Purpose: The purpose of this session is to realize that meditation is “soaking up” God’s word.
1. The disciple will receive biblical instruction for meditation.
2. The disciple will experience meditation on Psalm 1.
3. The disciple will be prepared to meditate in Scripture.
I will meditate on your precepts and focus on your behavior. I find delight in your statutes; I do not forget your instructions.
1. Mutual prayer and sharing.
2. Discuss the worksheets in this session.
3. Review Scripture Memory.
The thumb represents that which enables us to grasp firmly and get the most from the Word. This is the ongoing practice of meditation. It is interesting how meditation is central in the practice of many Eastern religions, and is also practiced by many for relaxation, etc. This is not what we are talking about. Meditation, in the sphere of our study of the thumb on the hand, is meditation on the Word of God and the Person of Jesus. It is not ambiguous but directed and focused.
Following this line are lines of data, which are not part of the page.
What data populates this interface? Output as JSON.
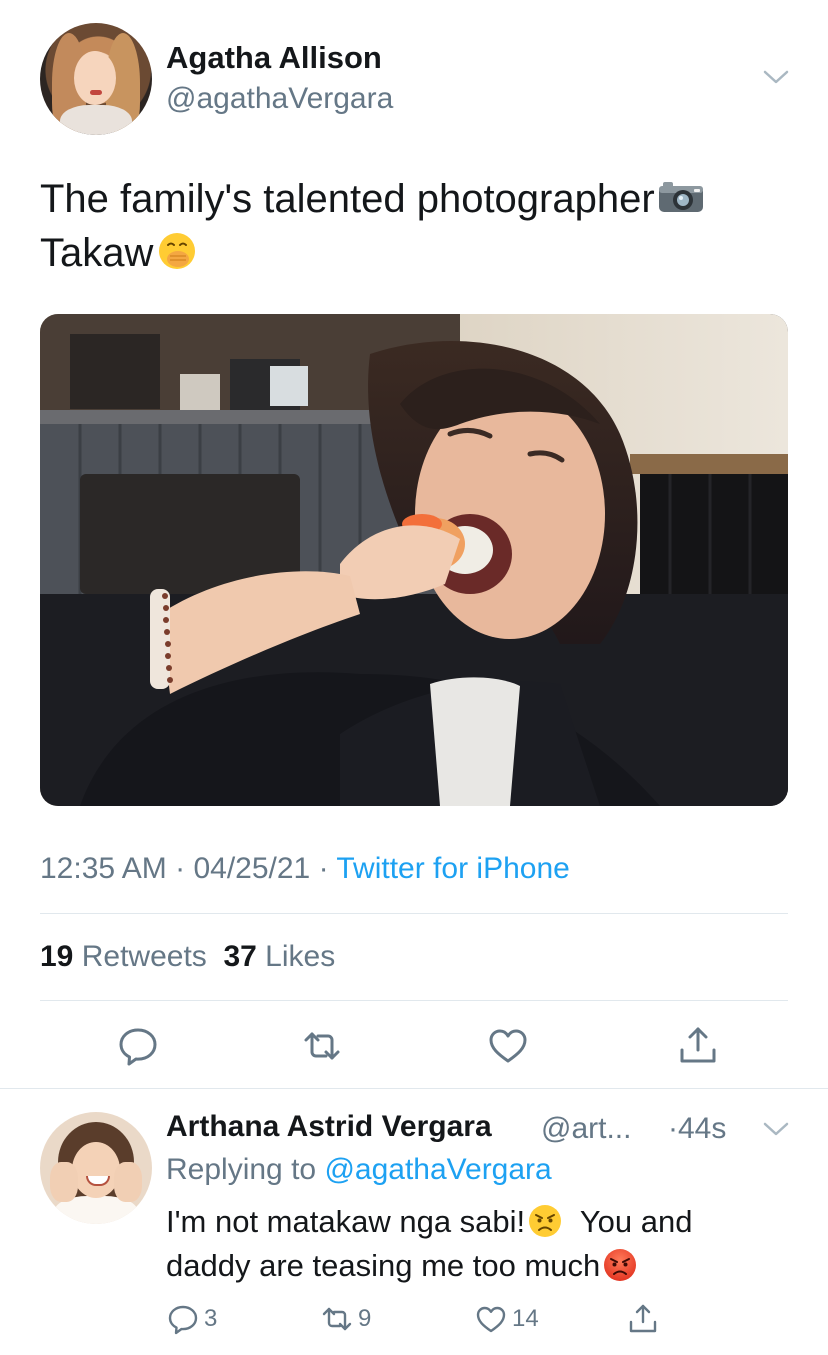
{
  "tweet": {
    "author_name": "Agatha Allison",
    "author_handle": "@agathaVergara",
    "text_line1": "The family's talented photographer",
    "text_line2": "Takaw",
    "emojis": [
      "camera-with-flash",
      "face-with-hand-over-mouth"
    ],
    "time": "12:35 AM",
    "date": "04/25/21",
    "source": "Twitter for iPhone",
    "retweets_count": "19",
    "retweets_label": "Retweets",
    "likes_count": "37",
    "likes_label": "Likes",
    "actions": [
      "reply-icon",
      "retweet-icon",
      "like-icon",
      "share-icon"
    ]
  },
  "reply": {
    "author_name": "Arthana Astrid Vergara",
    "author_handle": "@art...",
    "time": "44s",
    "replying_prefix": "Replying to",
    "replying_to": "@agathaVergara",
    "text_part1": "I'm not matakaw nga sabi!",
    "text_part2": "You and",
    "text_part3": "daddy are teasing me too much",
    "emojis": [
      "pouting-face",
      "angry-face"
    ],
    "reply_count": "3",
    "retweet_count": "9",
    "like_count": "14"
  },
  "colors": {
    "text": "#14171a",
    "secondary": "#657786",
    "accent": "#1da1f2",
    "divider": "#e1e8ed"
  }
}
Years ago, during the ministry of Dawson Trotman, I heard him give the following illustration of meditation. "A cow eats grass as it grazes early in the morning. When the sun gets hot, it will lie in the shade of a tree, and through the use of a unique elevator system it will bring up the grass from one stomach and thoroughly masticate it. When this is finished, it will put it into another stomach, having gotten from it everything possible in the way of nutrients." In some sense, this is a crude illustration of meditation. It is more than perusal. It is beyond rigorous study. It is literally living in a thought or verse from Scripture, allowing it to bathe us, to infiltrate our thinking and very being. It is soaking it up, drawing nourishment from it, and allowing it to become a part of us. It is filling our thoughts with our Savior's Person. In the passages that follow, there are biblical statements about meditation and the value in our lives that comes from this practice.
1. Joshua 1:8 tells us that we should meditate _______ and ________ . What is the result of meditating on the Word, according to this passage of Scripture?
2. Psalm 1:1,3 talks about the blessed or happy man. What does the "happy man" do?
What is the description of this man?
3. Psalm 19:14 speaks of our inner condition. What is the reference to meditation in this verse?
How can this become a reality for us? Philippians 4:8; Psalm 119:89.
4. Psalm 104:34 describes the quality of our meditation upon God and Christ. In your own words, write what the Psalmist says.
5. When is a good time to meditate in the Scriptures, Psalm 1:2; Psalm 63:6?
What is necessary for this kind of meditation on the Person of Christ, the Father, and Scripture?
6. What progression of behavior is taught in 1 Timothy 4:13-15 that might relate to meditation?
1 Timothy 4:15 seems to imply that following meditation there should be _________________ and ______________________ .
Project for Meditation
Passage: Psalm 1
Read Psalm 1 twenty times slowly. Check the spaces off as you read.
( This is a blessed exercise, please don’t miss the value of it because of the time it takes.)
List the key words that impact you as you read this Psalm. You may want to use a dictionary to get a more expanded understanding. Think deeply about these words. What meaning do they have for you?
Words Personal Meaning
Read the Psalm again slowly five times. _______ Check when finished.
In your own words, summarize the significant meaning(s) of this portion of Scripture.
To people experiencing what kind of circumstances would you highly recommend this Psalm and the exercise you have just gone through?
Passages for Future Meditation
1 John 5:9-13
Romans 12:1, 2
Summary and Key Concepts
Meditation is not a study, as we have seen. Rather it is living in a thought or verse from Scripture. Our study can enhance our meditation, and vice versa. Memorization enhances both. Draw nourishment from God’s Word through the meditation He calls us to perform.
Related Topics: Discipleship